> _Task description_:
The full set of records must be returned exactly, character for character.

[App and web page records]
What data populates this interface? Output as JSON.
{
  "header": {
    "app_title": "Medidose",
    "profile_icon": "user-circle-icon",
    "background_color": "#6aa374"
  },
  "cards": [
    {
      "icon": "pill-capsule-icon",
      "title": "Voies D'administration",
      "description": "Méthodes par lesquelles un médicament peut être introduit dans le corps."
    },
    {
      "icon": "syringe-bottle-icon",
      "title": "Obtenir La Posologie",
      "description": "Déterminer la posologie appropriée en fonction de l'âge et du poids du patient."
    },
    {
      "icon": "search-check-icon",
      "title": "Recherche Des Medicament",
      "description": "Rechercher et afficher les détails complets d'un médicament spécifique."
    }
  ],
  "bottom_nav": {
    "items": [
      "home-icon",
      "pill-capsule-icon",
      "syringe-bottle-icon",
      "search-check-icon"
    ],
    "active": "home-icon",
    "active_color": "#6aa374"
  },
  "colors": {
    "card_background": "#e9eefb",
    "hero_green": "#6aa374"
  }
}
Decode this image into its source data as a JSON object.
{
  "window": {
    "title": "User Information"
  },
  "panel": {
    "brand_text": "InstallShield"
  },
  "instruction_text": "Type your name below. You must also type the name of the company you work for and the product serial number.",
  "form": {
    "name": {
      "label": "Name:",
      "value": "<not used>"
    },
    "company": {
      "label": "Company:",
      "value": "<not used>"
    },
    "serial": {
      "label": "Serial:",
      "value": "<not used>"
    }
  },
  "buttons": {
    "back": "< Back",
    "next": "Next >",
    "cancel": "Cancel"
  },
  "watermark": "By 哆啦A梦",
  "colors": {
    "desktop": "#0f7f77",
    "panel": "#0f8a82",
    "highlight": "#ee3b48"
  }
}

> _Problem solution_:
What data populates this interface? Output as JSON.
{
  "header": {
    "app_title": "Medidose",
    "profile_icon": "user-circle-icon",
    "background_color": "#6aa374"
  },
  "cards": [
    {
      "icon": "pill-capsule-icon",
      "title": "Voies D'administration",
      "description": "Méthodes par lesquelles un médicament peut être introduit dans le corps."
    },
    {
      "icon": "syringe-bottle-icon",
      "title": "Obtenir La Posologie",
      "description": "Déterminer la posologie appropriée en fonction de l'âge et du poids du patient."
    },
    {
      "icon": "search-check-icon",
      "title": "Recherche Des Medicament",
      "description": "Rechercher et afficher les détails complets d'un médicament spécifique."
    }
  ],
  "bottom_nav": {
    "items": [
      "home-icon",
      "pill-capsule-icon",
      "syringe-bottle-icon",
      "search-check-icon"
    ],
    "active": "home-icon",
    "active_color": "#6aa374"
  },
  "colors": {
    "card_background": "#e9eefb",
    "hero_green": "#6aa374"
  }
}
Decode this image into its source data as a JSON object.
{
  "window": {
    "title": "User Information"
  },
  "panel": {
    "brand_text": "InstallShield"
  },
  "instruction_text": "Type your name below. You must also type the name of the company you work for and the product serial number.",
  "form": {
    "name": {
      "label": "Name:",
      "value": "<not used>"
    },
    "company": {
      "label": "Company:",
      "value": "<not used>"
    },
    "serial": {
      "label": "Serial:",
      "value": "<not used>"
    }
  },
  "buttons": {
    "back": "< Back",
    "next": "Next >",
    "cancel": "Cancel"
  },
  "watermark": "By 哆啦A梦",
  "colors": {
    "desktop": "#0f7f77",
    "panel": "#0f8a82",
    "highlight": "#ee3b48"
  }
}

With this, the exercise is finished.